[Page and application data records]

*****

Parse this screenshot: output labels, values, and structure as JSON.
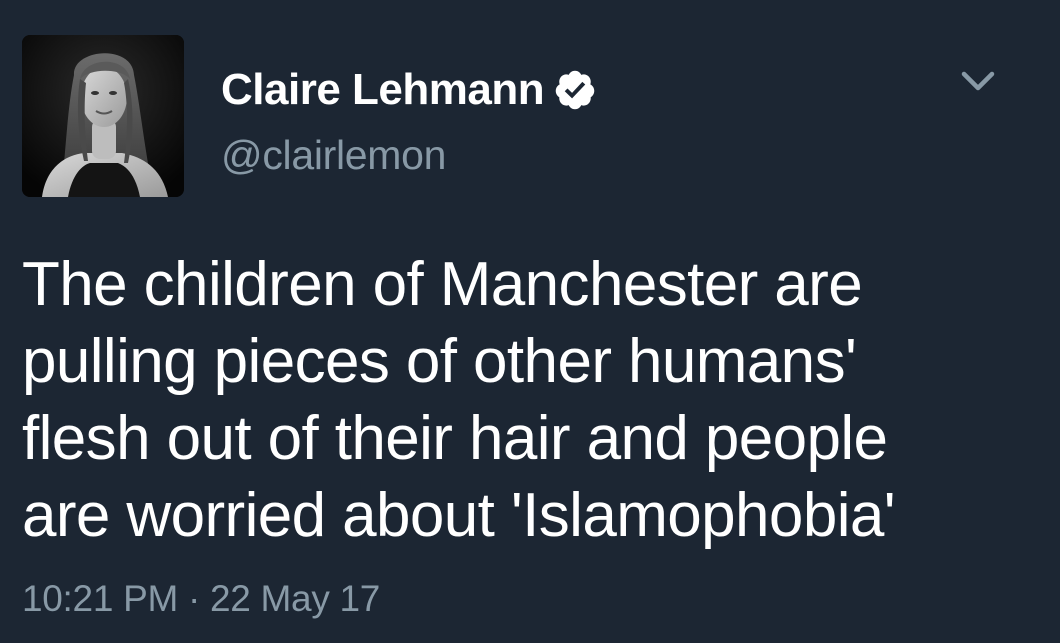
{
  "tweet": {
    "author": {
      "display_name": "Claire Lehmann",
      "handle": "@clairlemon",
      "verified": true,
      "avatar_icon": "profile-photo"
    },
    "text": "The children of Manchester are\npulling pieces of other humans'\nflesh out of their hair and people\nare worried about 'Islamophobia'",
    "time": "10:21 PM",
    "separator": "·",
    "date": "22 May 17",
    "menu_icon": "chevron-down-icon"
  },
  "colors": {
    "background": "#1c2633",
    "primary_text": "#ffffff",
    "secondary_text": "#8899a6",
    "verified_badge": "#ffffff"
  }
}
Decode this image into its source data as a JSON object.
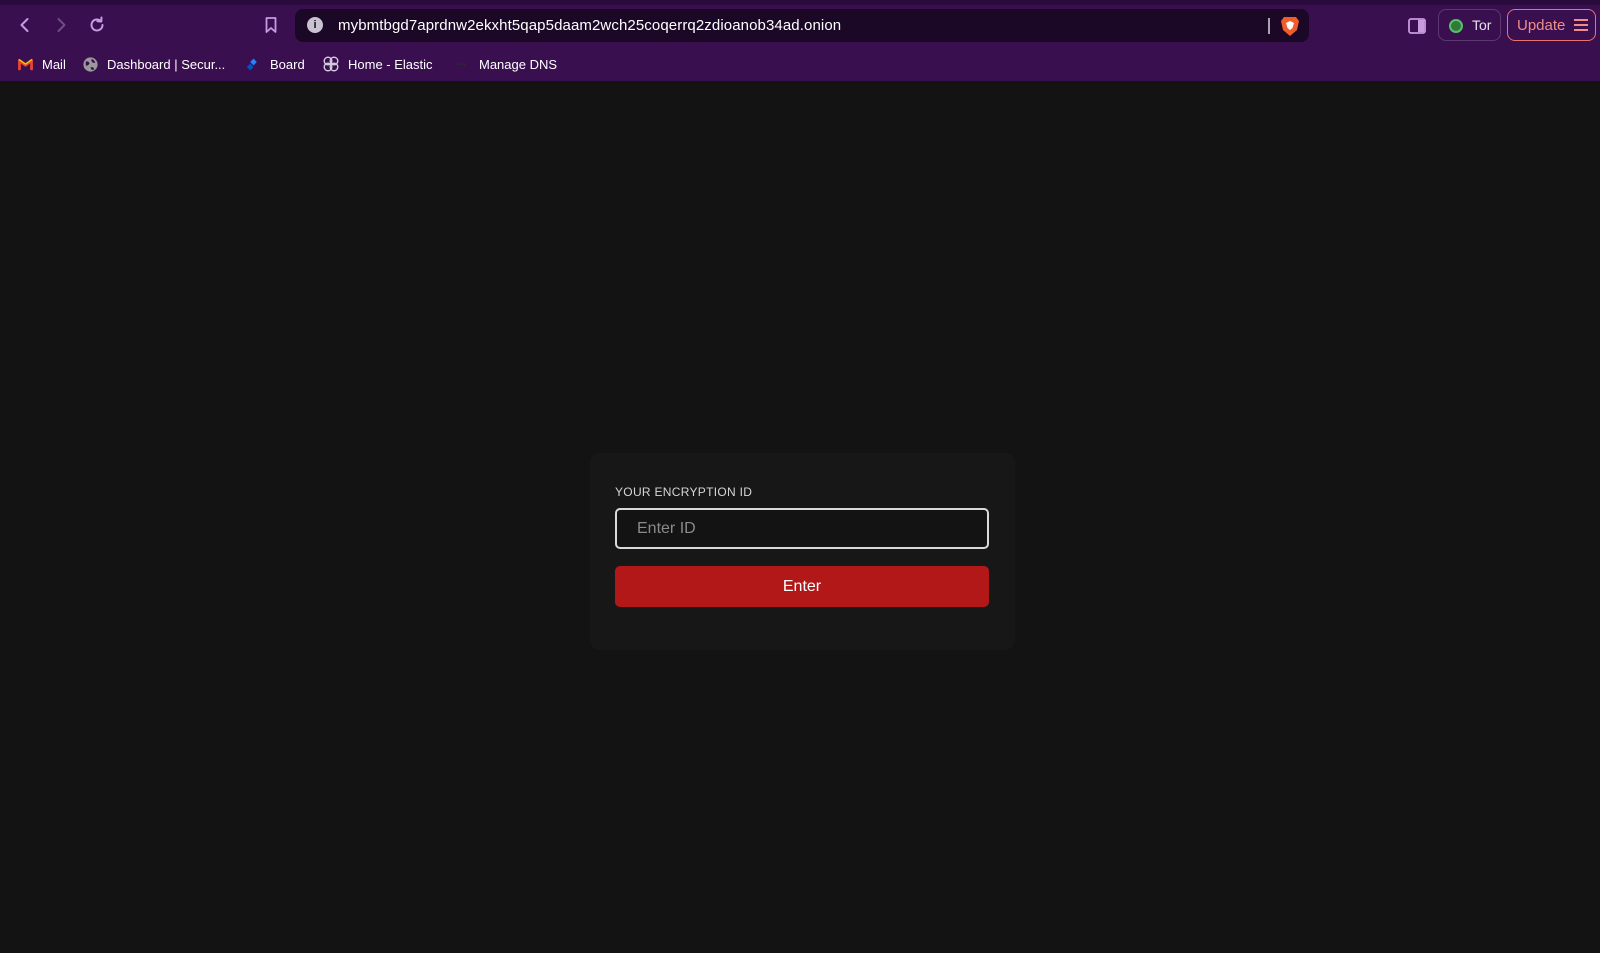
{
  "browser": {
    "url": "mybmtbgd7aprdnw2ekxht5qap5daam2wch25coqerrq2zdioanob34ad.onion",
    "url_info_glyph": "i",
    "tor_label": "Tor",
    "update_label": "Update",
    "colors": {
      "chrome_bg": "#3a0f50",
      "urlbar_bg": "#1a0826",
      "update_accent": "#f08d87",
      "tor_green": "#5bbf6a"
    }
  },
  "bookmarks": [
    {
      "label": "Mail",
      "icon": "gmail-icon"
    },
    {
      "label": "Dashboard | Secur...",
      "icon": "globe-icon"
    },
    {
      "label": "Board",
      "icon": "jira-icon"
    },
    {
      "label": "Home - Elastic",
      "icon": "elastic-icon"
    },
    {
      "label": "Manage DNS",
      "icon": "dns-icon"
    }
  ],
  "form": {
    "label": "YOUR ENCRYPTION ID",
    "input_placeholder": "Enter ID",
    "input_value": "",
    "button_label": "Enter",
    "colors": {
      "page_bg": "#131313",
      "card_bg": "#171718",
      "button_bg": "#b31818"
    }
  }
}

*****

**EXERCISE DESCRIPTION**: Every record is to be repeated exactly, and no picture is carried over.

**YOUR SOLUTION**:
Parse this screenshot: output labels, values, and structure as JSON.
{
  "tweet": {
    "author": {
      "display_name": "Claire Lehmann",
      "handle": "@clairlemon",
      "verified": true,
      "avatar_icon": "profile-photo"
    },
    "text": "The children of Manchester are\npulling pieces of other humans'\nflesh out of their hair and people\nare worried about 'Islamophobia'",
    "time": "10:21 PM",
    "separator": "·",
    "date": "22 May 17",
    "menu_icon": "chevron-down-icon"
  },
  "colors": {
    "background": "#1c2633",
    "primary_text": "#ffffff",
    "secondary_text": "#8899a6",
    "verified_badge": "#ffffff"
  }
}
Decode this image into its source data as a JSON object.
{
  "browser": {
    "url": "mybmtbgd7aprdnw2ekxht5qap5daam2wch25coqerrq2zdioanob34ad.onion",
    "url_info_glyph": "i",
    "tor_label": "Tor",
    "update_label": "Update",
    "colors": {
      "chrome_bg": "#3a0f50",
      "urlbar_bg": "#1a0826",
      "update_accent": "#f08d87",
      "tor_green": "#5bbf6a"
    }
  },
  "bookmarks": [
    {
      "label": "Mail",
      "icon": "gmail-icon"
    },
    {
      "label": "Dashboard | Secur...",
      "icon": "globe-icon"
    },
    {
      "label": "Board",
      "icon": "jira-icon"
    },
    {
      "label": "Home - Elastic",
      "icon": "elastic-icon"
    },
    {
      "label": "Manage DNS",
      "icon": "dns-icon"
    }
  ],
  "form": {
    "label": "YOUR ENCRYPTION ID",
    "input_placeholder": "Enter ID",
    "input_value": "",
    "button_label": "Enter",
    "colors": {
      "page_bg": "#131313",
      "card_bg": "#171718",
      "button_bg": "#b31818"
    }
  }
}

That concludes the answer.